Like Chauga Narrows, it’s also rated a Class VI rapid, which means there’ll be no swimming, tubing or kayaking down this whitewater rascal. But you’re welcome to wade into the calm pool of water at the end of its short, but rocky run. A large sandbar along the left bank allows you to walk right up to the base of the falls should you feel the need for a refreshing spray of water.
Unlike the nearby Chattooga River, not a lot of people find their way to the remote Chauga River, so it’s quite possible you might have the waterfall all to yourself. Logs at the far end of the sandbar provide a comfortable place to enjoy the scene of the river at play.

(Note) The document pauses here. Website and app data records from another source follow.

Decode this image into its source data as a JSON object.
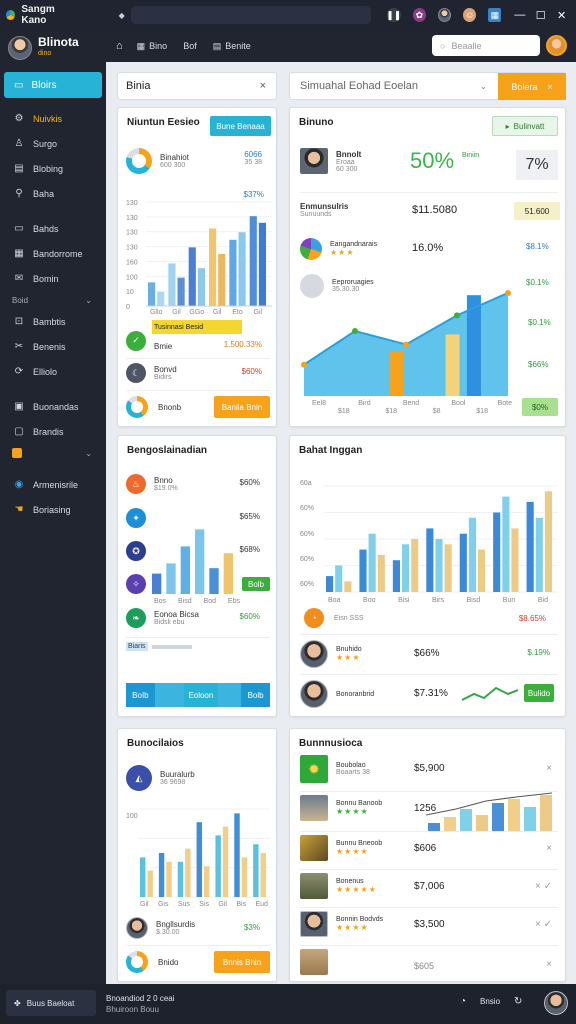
{
  "window": {
    "title": "Sangm Kano",
    "colors": {
      "chrome": "#1f2430",
      "sidebar": "#20252f",
      "accent": "#27b3d6",
      "orange": "#f7a21b",
      "green": "#2e9e3e"
    }
  },
  "sidebar": {
    "brand": "Blinota",
    "brand_sub": "dino",
    "active_item": "Bloirs",
    "items": [
      {
        "icon": "gear-icon",
        "glyph": "⚙",
        "label": "Nuivkis"
      },
      {
        "icon": "user-icon",
        "glyph": "♙",
        "label": "Surgo"
      },
      {
        "icon": "document-icon",
        "glyph": "▤",
        "label": "Blobing"
      },
      {
        "icon": "search-icon",
        "glyph": "⚲",
        "label": "Baha"
      }
    ],
    "items2": [
      {
        "icon": "folder-icon",
        "glyph": "▭",
        "label": "Bahds"
      },
      {
        "icon": "dashboard-icon",
        "glyph": "▦",
        "label": "Bandorrome"
      },
      {
        "icon": "mail-icon",
        "glyph": "✉",
        "label": "Bomin"
      }
    ],
    "section1": "Boid",
    "items3": [
      {
        "icon": "lock-icon",
        "glyph": "⊡",
        "label": "Bambtis"
      },
      {
        "icon": "tools-icon",
        "glyph": "✂",
        "label": "Benenis"
      },
      {
        "icon": "refresh-icon",
        "glyph": "⟳",
        "label": "Elliolo"
      }
    ],
    "items4": [
      {
        "icon": "calendar-icon",
        "glyph": "▣",
        "label": "Buonandas"
      },
      {
        "icon": "chat-icon",
        "glyph": "▢",
        "label": "Brandis"
      }
    ],
    "section2": "",
    "items5": [
      {
        "icon": "globe-icon",
        "glyph": "◉",
        "label": "Armenisrile"
      },
      {
        "icon": "hand-icon",
        "glyph": "☚",
        "label": "Boriasing"
      }
    ]
  },
  "header": {
    "tabs": [
      {
        "icon": "grid-icon",
        "label": "Bino"
      },
      {
        "icon": "list-icon",
        "label": "Bof"
      },
      {
        "icon": "book-icon",
        "label": "Benite"
      }
    ],
    "search_placeholder": "Beaalle"
  },
  "filter_bar": {
    "label": "Binia",
    "close": "×"
  },
  "dropdown_bar": {
    "value": "Simuahal Eohad Eoelan",
    "action_label": "Bolera",
    "action_close": "×"
  },
  "card1": {
    "title": "Niuntun Eesieo",
    "button": "Bune Benaaa",
    "donut_label": "Binahiot",
    "donut_sub": "600 300",
    "donut_value": "6066",
    "donut_value2": "35 38",
    "ylabel_value": "$37%",
    "yticks": [
      "130",
      "130",
      "130",
      "130",
      "160",
      "100",
      "10",
      "0"
    ],
    "xticks": [
      "Gllo",
      "Gil",
      "GGo",
      "Gil",
      "Eto",
      "Gil"
    ],
    "highlight": "Tusinnasi Besid",
    "row1_label": "Bmie",
    "row1_value": "1.500.33%",
    "row2_label": "Bonvd",
    "row2_sub": "Bidirs",
    "row2_value": "$60%",
    "footer_label": "Bnonb",
    "footer_button": "Baniia Bnin"
  },
  "card2": {
    "title": "Binuno",
    "button": "Bulinvatt",
    "person_name": "Bnnolt",
    "person_sub": "Eroaa",
    "person_sub2": "60 300",
    "big_value": "50%",
    "big_label": "Biniin",
    "badge_value": "7%",
    "row1_label": "Enmunsulris",
    "row1_sub": "Sunuunds",
    "row1_value": "$11.5080",
    "row1_badge": "51.600",
    "row2_label": "Eangandnarais",
    "row2_stars": "★★★",
    "row2_value": "16.0%",
    "row2_right": "$8.1%",
    "row3_label": "Eeproruagies",
    "row3_sub": "35.30.30",
    "row3_right": "$0.1%",
    "right_values": [
      "$0.1%",
      "$66%"
    ],
    "xticks": [
      "Eel8",
      "Bird",
      "Bend",
      "Bool",
      "Bote"
    ],
    "xticks2": [
      "$18",
      "$18",
      "$8",
      "$18"
    ],
    "footer_badge": "$0%"
  },
  "card3": {
    "title": "Bengoslainadian",
    "rows": [
      {
        "icon": "flame-icon",
        "label": "Bnno",
        "sub": "$19.0%",
        "value": "$60%"
      },
      {
        "icon": "twitter-icon",
        "label": "",
        "sub": "",
        "value": "$65%"
      },
      {
        "icon": "shield-icon",
        "label": "",
        "sub": "",
        "value": "$68%"
      },
      {
        "icon": "star-icon",
        "label": "",
        "sub": "",
        "value": ""
      },
      {
        "icon": "leaf-icon",
        "label": "Eonoa Bicsa",
        "sub": "Bidsli ebu",
        "value": "$60%"
      }
    ],
    "chart_badge": "Bolb",
    "row_bar_label": "Biaris",
    "footer_cells": [
      "BoIb",
      "",
      "Eoloon",
      "",
      "Bolb"
    ]
  },
  "card4": {
    "title": "Bahat Inggan",
    "yticks": [
      "60a",
      "60%",
      "60%",
      "60%",
      "60%"
    ],
    "xticks": [
      "Boa",
      "Boo",
      "Bisi",
      "Birs",
      "Bisd",
      "Bun",
      "Bid"
    ],
    "row1_sub": "Eisn SSS",
    "row1_right": "$8.65%",
    "person1_name": "Bnuhido",
    "person1_stars": "★★★",
    "person1_value": "$66%",
    "person1_right": "$.19%",
    "person2_name": "Bonoranbrid",
    "person2_value": "$7.31%",
    "person2_badge": "Bulido"
  },
  "card5": {
    "title": "Bunocilaios",
    "row_label": "Buuralurb",
    "row_sub": "36 9698",
    "ytick": "100",
    "xticks": [
      "Gil",
      "Gis",
      "Sus",
      "Sis",
      "Gil",
      "Bis",
      "Eud"
    ],
    "person_label": "Bngllsurdis",
    "person_sub": "$.30.00",
    "person_value": "$3%",
    "footer_label": "Bnido",
    "footer_button": "Bnnis Bhin"
  },
  "card6": {
    "title": "Bunnnusioca",
    "rows": [
      {
        "label": "Boubolao",
        "sub": "Boaarts 38",
        "value": "$5,900",
        "right": "×"
      },
      {
        "label": "Bonnu Banoob",
        "stars": "★★★★",
        "value": "1256",
        "right": ""
      },
      {
        "label": "Bunnu Bneoob",
        "stars": "★★★★",
        "value": "$606",
        "right": "×"
      },
      {
        "label": "Bonenus",
        "stars": "★★★★★",
        "value": "$7,006",
        "right": "× ✓"
      },
      {
        "label": "Bonnin Bodvds",
        "stars": "★★★★",
        "value": "$3,500",
        "right": "× ✓"
      },
      {
        "label": "",
        "stars": "",
        "value": "$605",
        "right": "×"
      }
    ]
  },
  "bottom": {
    "left_label": "Buus Baeloat",
    "center_line1": "Bnoandiod 2 0 ceai",
    "center_line2": "Bhuiroon Bouu",
    "right_label": "Bnsio"
  },
  "chart_data": [
    {
      "type": "bar",
      "categories": [
        "Gllo",
        "Gil",
        "GGo",
        "Gil",
        "Eto",
        "Gil"
      ],
      "series": [
        {
          "values": [
            25,
            45,
            62,
            82,
            70,
            95
          ]
        },
        {
          "values": [
            15,
            30,
            40,
            55,
            78,
            88
          ]
        }
      ],
      "ylim": [
        0,
        110
      ]
    },
    {
      "type": "area",
      "x": [
        "Eel8",
        "Bird",
        "Bend",
        "Bool",
        "Bote"
      ],
      "values": [
        28,
        58,
        46,
        72,
        92
      ],
      "bars": [
        40,
        55,
        90
      ],
      "ylim": [
        0,
        100
      ]
    },
    {
      "type": "bar",
      "categories": [
        "Bos",
        "Bisd",
        "Bod",
        "Ebs"
      ],
      "values": [
        30,
        45,
        70,
        95,
        38,
        60
      ],
      "ylim": [
        0,
        100
      ]
    },
    {
      "type": "bar",
      "categories": [
        "Boa",
        "Boo",
        "Bisi",
        "Birs",
        "Bisd",
        "Bun",
        "Bid"
      ],
      "series": [
        {
          "values": [
            15,
            40,
            30,
            60,
            55,
            75,
            85
          ]
        },
        {
          "values": [
            25,
            55,
            45,
            50,
            70,
            90,
            70
          ]
        },
        {
          "values": [
            10,
            35,
            50,
            45,
            40,
            60,
            95
          ]
        }
      ],
      "ylim": [
        0,
        100
      ]
    },
    {
      "type": "bar",
      "categories": [
        "Gil",
        "Gis",
        "Sus",
        "Sis",
        "Gil",
        "Bis",
        "Eud"
      ],
      "series": [
        {
          "values": [
            45,
            50,
            40,
            85,
            70,
            95,
            60
          ]
        },
        {
          "values": [
            30,
            40,
            55,
            35,
            80,
            45,
            50
          ]
        }
      ],
      "ylim": [
        0,
        100
      ]
    }
  ]
}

Or you could throw a blanket down on the sand and let the sound of the rushing water lull you to sleep.
The trail to the falls descends gently to the river for about .7 miles through a beautiful hardwood forest of oak and hemlock. There’s a small parking area near the trailhead, but the road to it is best suited for trucks or SUVs. On my recent visit, I was driving a Camry and decided to park on the side of the gravel road that intersects with FS 748-C. From there, it’s about a .3-mile walk to the trailhead. The rocky road is somewhat steep so be prepared to do a little sweating on your way back to your car.
For directions to Riley Moore Falls, click here.